I say all of this because I don’t think your show sufficiently acknowledges the importance of blogs, and it’s important that you begin to. Newspapers are cutting back and dying, radio and television are consolidating and moving news to entertainment and propaganda. Blogs continue to grow in influence and importance. Simply put, blogs are the important, new medium. In fact, some newspapers and radio stations attempt to put up blogs, to compete, but in general these are just not the same thing as blogs that are supported only by the writers’ time, energy, desire and persistence.
Why am I writing all of this? Because “Teh Blogs” deserve a seat on the Media Project. They provide an important viewpoint you ought to be providing your listeners. And nobody can explain blogging and its role in media as well as someone actually involved in it. In fact, only someone who is actively involved in blogging, which seems to involve reading lots of other blogs in addition to writing, can provide insight into what actually happened in the blogosphere in the past week. You’d be surprised to note that events in the blogosphere frequently don’t dwell on the same stories as the traditional media.
You don’t have to invite me to sit in. There are lots of other people who could do a wonderful job at this. You can pick the blogger of your choice.
Are the blogs powerful enough, important enough to deserve this kind of consideration?

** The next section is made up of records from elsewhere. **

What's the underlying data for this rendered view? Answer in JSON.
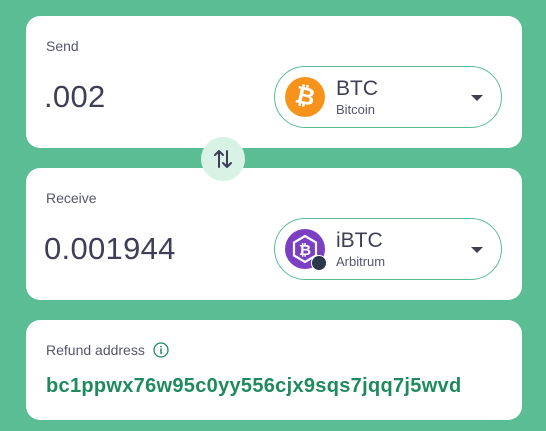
{
  "send": {
    "label": "Send",
    "amount": ".002",
    "token": {
      "symbol": "BTC",
      "chain": "Bitcoin",
      "icon": "bitcoin-icon",
      "color": "#f7931a",
      "glyph": "₿"
    }
  },
  "swap": {
    "icon": "swap-arrows-icon"
  },
  "receive": {
    "label": "Receive",
    "amount": "0.001944",
    "token": {
      "symbol": "iBTC",
      "chain": "Arbitrum",
      "icon": "ibtc-icon",
      "color": "#7a3fc2",
      "glyph": "₿"
    }
  },
  "refund": {
    "label": "Refund address",
    "info_icon": "info-icon",
    "address": "bc1ppwx76w95c0yy556cjx9sqs7jqq7j5wvd"
  },
  "colors": {
    "background": "#5bbd94",
    "accent": "#1e8a5d",
    "text": "#3e3f56"
  }
}
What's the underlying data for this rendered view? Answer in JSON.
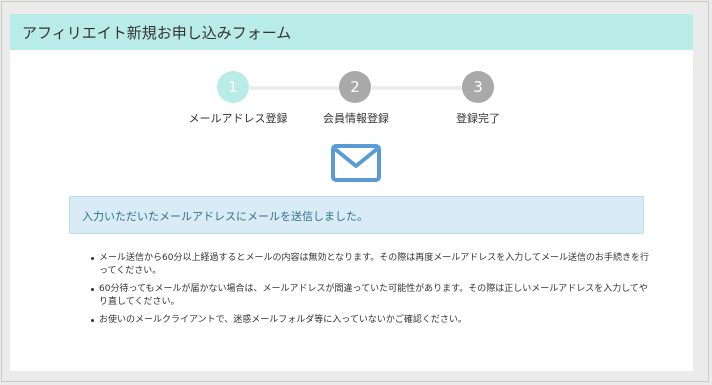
{
  "page": {
    "title": "アフィリエイト新規お申し込みフォーム"
  },
  "steps": [
    {
      "number": "1",
      "label": "メールアドレス登録",
      "state": "active"
    },
    {
      "number": "2",
      "label": "会員情報登録",
      "state": "inactive"
    },
    {
      "number": "3",
      "label": "登録完了",
      "state": "inactive"
    }
  ],
  "icons": {
    "mail": "envelope-icon"
  },
  "alert": {
    "message": "入力いただいたメールアドレスにメールを送信しました。"
  },
  "notes": [
    "メール送信から60分以上経過するとメールの内容は無効となります。その際は再度メールアドレスを入力してメール送信のお手続きを行ってください。",
    "60分待ってもメールが届かない場合は、メールアドレスが間違っていた可能性があります。その際は正しいメールアドレスを入力してやり直してください。",
    "お使いのメールクライアントで、迷惑メールフォルダ等に入っていないかご確認ください。"
  ],
  "colors": {
    "header_bg": "#b9ebe8",
    "step_active": "#b9ebe8",
    "step_inactive": "#a9a9a9",
    "mail_icon": "#5b9bd5",
    "alert_bg": "#d9ecf6",
    "alert_text": "#31708f"
  }
}
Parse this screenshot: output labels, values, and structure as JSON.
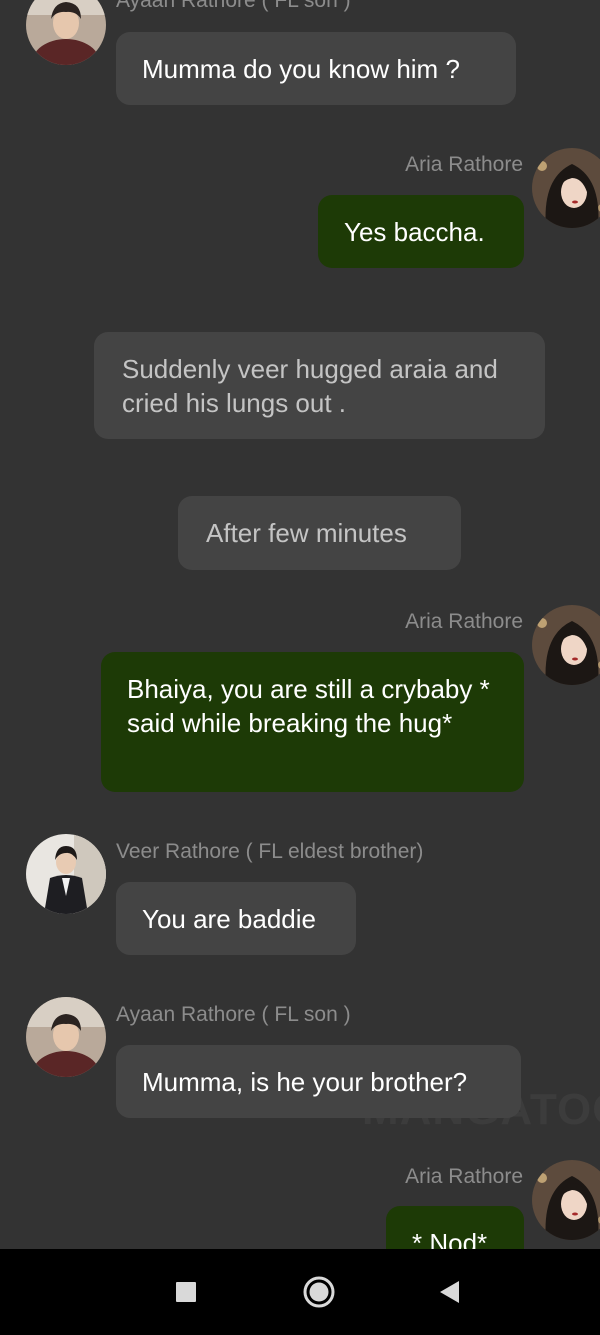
{
  "messages": [
    {
      "type": "received",
      "sender": "Ayaan Rathore ( FL son )",
      "text": "Mumma do you know him ?",
      "avatar": "ayaan-avatar"
    },
    {
      "type": "sent",
      "sender": "Aria Rathore",
      "text": "Yes baccha.",
      "avatar": "aria-avatar"
    },
    {
      "type": "narration",
      "text": "Suddenly veer hugged araia and cried his lungs out ."
    },
    {
      "type": "narration",
      "text": "After few minutes"
    },
    {
      "type": "sent",
      "sender": "Aria Rathore",
      "text": "Bhaiya, you are still a crybaby * said while breaking the hug*",
      "avatar": "aria-avatar"
    },
    {
      "type": "received",
      "sender": "Veer Rathore ( FL eldest brother)",
      "text": "You are baddie",
      "avatar": "veer-avatar"
    },
    {
      "type": "received",
      "sender": "Ayaan Rathore ( FL son )",
      "text": "Mumma, is he your brother?",
      "avatar": "ayaan-avatar"
    },
    {
      "type": "sent",
      "sender": "Aria Rathore",
      "text": "* Nod*",
      "avatar": "aria-avatar"
    }
  ],
  "watermark": "MANGATOON",
  "navbar": {
    "icons": [
      "recents-square-icon",
      "home-circle-icon",
      "back-triangle-icon"
    ]
  },
  "colors": {
    "background": "#333333",
    "received_bubble": "#444444",
    "sent_bubble": "#1d3a06",
    "name_text": "#8c8c8c",
    "narration_text": "#c4c4c4",
    "navbar": "#000000"
  }
}
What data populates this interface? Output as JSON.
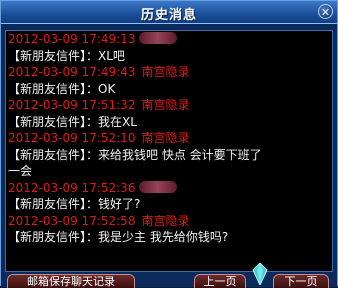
{
  "window": {
    "title": "历史消息",
    "close_glyph": "✕"
  },
  "messages": [
    {
      "time": "2012-03-09 17:49:13",
      "sender": "",
      "sender_blurred": true,
      "body": "【新朋友信件】：XL吧"
    },
    {
      "time": "2012-03-09 17:49:43",
      "sender": "南宫隐录",
      "sender_blurred": false,
      "body": "【新朋友信件】：OK"
    },
    {
      "time": "2012-03-09 17:51:32",
      "sender": "南宫隐录",
      "sender_blurred": false,
      "body": "【新朋友信件】：我在XL"
    },
    {
      "time": "2012-03-09 17:52:10",
      "sender": "南宫隐录",
      "sender_blurred": false,
      "body": "【新朋友信件】：来给我钱吧 快点 会计要下班了\n一会"
    },
    {
      "time": "2012-03-09 17:52:36",
      "sender": "",
      "sender_blurred": true,
      "body": "【新朋友信件】：钱好了?"
    },
    {
      "time": "2012-03-09 17:52:58",
      "sender": "南宫隐录",
      "sender_blurred": false,
      "body": "【新朋友信件】：我是少主 我先给你钱吗?"
    }
  ],
  "buttons": {
    "mail": "邮箱保存聊天记录",
    "prev": "上一页",
    "next": "下一页"
  },
  "colors": {
    "timestamp": "#e01818",
    "body_text": "#f2f2f2",
    "panel_bg": "#000000",
    "frame": "#0b2a5c"
  },
  "icons": {
    "close": "close-icon",
    "gem": "gem-icon"
  }
}
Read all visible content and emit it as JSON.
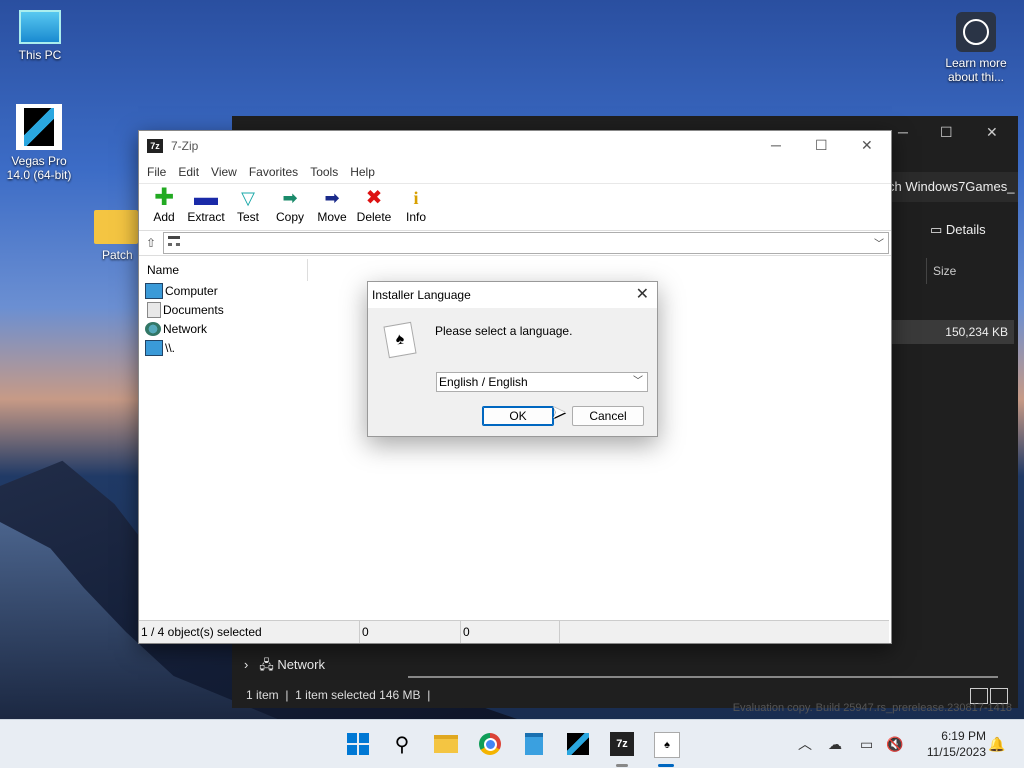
{
  "desktop": {
    "icons": [
      {
        "label": "This PC"
      },
      {
        "label": "Vegas Pro 14.0 (64-bit)"
      },
      {
        "label": "Patch"
      },
      {
        "label": "Learn more about thi..."
      }
    ]
  },
  "explorer_bg": {
    "breadcrumb": "ch Windows7Games_",
    "details_label": "Details",
    "size_header": "Size",
    "file_size": "150,234 KB",
    "nav_network": "Network",
    "status": {
      "items": "1 item",
      "selected": "1 item selected  146 MB"
    },
    "watermark": "Evaluation copy. Build 25947.rs_prerelease.230817-1418"
  },
  "zip": {
    "title": "7-Zip",
    "app_icon_text": "7z",
    "menu": [
      "File",
      "Edit",
      "View",
      "Favorites",
      "Tools",
      "Help"
    ],
    "toolbar": [
      {
        "label": "Add",
        "icon": "plus-icon",
        "color": "#22aa22"
      },
      {
        "label": "Extract",
        "icon": "minus-icon",
        "color": "#1a2aa8"
      },
      {
        "label": "Test",
        "icon": "check-icon",
        "color": "#1aa8a8"
      },
      {
        "label": "Copy",
        "icon": "copy-arrow-icon",
        "color": "#1a8a6a"
      },
      {
        "label": "Move",
        "icon": "move-arrow-icon",
        "color": "#1a2a8a"
      },
      {
        "label": "Delete",
        "icon": "x-icon",
        "color": "#dd1111"
      },
      {
        "label": "Info",
        "icon": "info-icon",
        "color": "#d8a000"
      }
    ],
    "column_name": "Name",
    "rows": [
      {
        "label": "Computer",
        "icon": "computer-icon"
      },
      {
        "label": "Documents",
        "icon": "documents-icon"
      },
      {
        "label": "Network",
        "icon": "network-icon"
      },
      {
        "label": "\\\\.",
        "icon": "drive-icon"
      }
    ],
    "status": {
      "selected": "1 / 4 object(s) selected",
      "size": "0",
      "packed": "0"
    }
  },
  "dialog": {
    "title": "Installer Language",
    "message": "Please select a language.",
    "selected_language": "English / English",
    "ok_label": "OK",
    "cancel_label": "Cancel"
  },
  "taskbar": {
    "time": "6:19 PM",
    "date": "11/15/2023"
  },
  "colors": {
    "accent": "#0067c0",
    "taskbar": "#e8edf3"
  }
}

A simple demonstration. I won’t mail this letter to you. I’ll just post it on two small blogs, my own, The Dream Antilles, and my favorite group blog, Docudharma. I’m relatively sure you’ll find out about my opinion and the comments of many others through the magic of the blogs.
David Seth Michaels
P.S. I use the name “davidseth” when I blog. Anybody who cares can easily find my full name and where I am. I do this because I stand behind every single word I write.